● Recorded information:
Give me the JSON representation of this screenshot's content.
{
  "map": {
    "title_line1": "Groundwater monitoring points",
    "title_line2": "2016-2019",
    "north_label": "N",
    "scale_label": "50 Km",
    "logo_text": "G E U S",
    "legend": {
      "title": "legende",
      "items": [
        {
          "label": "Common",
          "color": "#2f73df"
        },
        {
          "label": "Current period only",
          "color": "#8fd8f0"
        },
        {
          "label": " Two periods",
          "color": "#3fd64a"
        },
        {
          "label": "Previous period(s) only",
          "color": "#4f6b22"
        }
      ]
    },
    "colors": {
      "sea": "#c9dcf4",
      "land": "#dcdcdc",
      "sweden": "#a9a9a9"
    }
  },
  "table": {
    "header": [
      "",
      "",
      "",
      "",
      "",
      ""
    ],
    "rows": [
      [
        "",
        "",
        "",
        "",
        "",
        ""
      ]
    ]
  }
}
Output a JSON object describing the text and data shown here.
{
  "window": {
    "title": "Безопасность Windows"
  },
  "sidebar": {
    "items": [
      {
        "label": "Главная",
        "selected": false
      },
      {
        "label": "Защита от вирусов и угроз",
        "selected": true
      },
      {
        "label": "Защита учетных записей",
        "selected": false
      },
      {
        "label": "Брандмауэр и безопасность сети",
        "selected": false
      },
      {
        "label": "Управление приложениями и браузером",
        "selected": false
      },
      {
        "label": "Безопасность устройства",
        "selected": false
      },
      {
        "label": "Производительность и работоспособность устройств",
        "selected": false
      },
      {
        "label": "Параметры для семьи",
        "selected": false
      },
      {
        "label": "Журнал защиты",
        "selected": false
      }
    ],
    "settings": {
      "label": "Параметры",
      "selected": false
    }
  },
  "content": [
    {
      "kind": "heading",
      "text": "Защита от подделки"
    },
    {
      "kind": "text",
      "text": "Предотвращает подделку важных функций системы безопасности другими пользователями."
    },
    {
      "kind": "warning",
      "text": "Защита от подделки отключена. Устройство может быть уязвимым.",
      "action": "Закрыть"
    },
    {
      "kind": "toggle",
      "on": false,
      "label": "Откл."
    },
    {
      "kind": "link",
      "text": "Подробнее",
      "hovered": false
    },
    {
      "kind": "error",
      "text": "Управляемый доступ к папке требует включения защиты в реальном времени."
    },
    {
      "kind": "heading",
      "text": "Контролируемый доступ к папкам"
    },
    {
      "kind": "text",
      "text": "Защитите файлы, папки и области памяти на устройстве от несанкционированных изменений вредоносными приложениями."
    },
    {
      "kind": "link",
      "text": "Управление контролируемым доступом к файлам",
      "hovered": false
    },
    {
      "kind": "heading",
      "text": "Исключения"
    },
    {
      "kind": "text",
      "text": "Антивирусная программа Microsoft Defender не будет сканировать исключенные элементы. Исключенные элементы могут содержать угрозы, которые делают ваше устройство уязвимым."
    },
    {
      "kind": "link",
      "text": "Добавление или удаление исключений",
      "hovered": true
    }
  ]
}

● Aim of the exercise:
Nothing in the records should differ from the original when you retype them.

● Response for this exercise:
Give me the JSON representation of this screenshot's content.
{
  "map": {
    "title_line1": "Groundwater monitoring points",
    "title_line2": "2016-2019",
    "north_label": "N",
    "scale_label": "50 Km",
    "logo_text": "G E U S",
    "legend": {
      "title": "legende",
      "items": [
        {
          "label": "Common",
          "color": "#2f73df"
        },
        {
          "label": "Current period only",
          "color": "#8fd8f0"
        },
        {
          "label": " Two periods",
          "color": "#3fd64a"
        },
        {
          "label": "Previous period(s) only",
          "color": "#4f6b22"
        }
      ]
    },
    "colors": {
      "sea": "#c9dcf4",
      "land": "#dcdcdc",
      "sweden": "#a9a9a9"
    }
  },
  "table": {
    "header": [
      "",
      "",
      "",
      "",
      "",
      ""
    ],
    "rows": [
      [
        "",
        "",
        "",
        "",
        "",
        ""
      ]
    ]
  }
}
Output a JSON object describing the text and data shown here.
{
  "window": {
    "title": "Безопасность Windows"
  },
  "sidebar": {
    "items": [
      {
        "label": "Главная",
        "selected": false
      },
      {
        "label": "Защита от вирусов и угроз",
        "selected": true
      },
      {
        "label": "Защита учетных записей",
        "selected": false
      },
      {
        "label": "Брандмауэр и безопасность сети",
        "selected": false
      },
      {
        "label": "Управление приложениями и браузером",
        "selected": false
      },
      {
        "label": "Безопасность устройства",
        "selected": false
      },
      {
        "label": "Производительность и работоспособность устройств",
        "selected": false
      },
      {
        "label": "Параметры для семьи",
        "selected": false
      },
      {
        "label": "Журнал защиты",
        "selected": false
      }
    ],
    "settings": {
      "label": "Параметры",
      "selected": false
    }
  },
  "content": [
    {
      "kind": "heading",
      "text": "Защита от подделки"
    },
    {
      "kind": "text",
      "text": "Предотвращает подделку важных функций системы безопасности другими пользователями."
    },
    {
      "kind": "warning",
      "text": "Защита от подделки отключена. Устройство может быть уязвимым.",
      "action": "Закрыть"
    },
    {
      "kind": "toggle",
      "on": false,
      "label": "Откл."
    },
    {
      "kind": "link",
      "text": "Подробнее",
      "hovered": false
    },
    {
      "kind": "error",
      "text": "Управляемый доступ к папке требует включения защиты в реальном времени."
    },
    {
      "kind": "heading",
      "text": "Контролируемый доступ к папкам"
    },
    {
      "kind": "text",
      "text": "Защитите файлы, папки и области памяти на устройстве от несанкционированных изменений вредоносными приложениями."
    },
    {
      "kind": "link",
      "text": "Управление контролируемым доступом к файлам",
      "hovered": false
    },
    {
      "kind": "heading",
      "text": "Исключения"
    },
    {
      "kind": "text",
      "text": "Антивирусная программа Microsoft Defender не будет сканировать исключенные элементы. Исключенные элементы могут содержать угрозы, которые делают ваше устройство уязвимым."
    },
    {
      "kind": "link",
      "text": "Добавление или удаление исключений",
      "hovered": true
    }
  ]
}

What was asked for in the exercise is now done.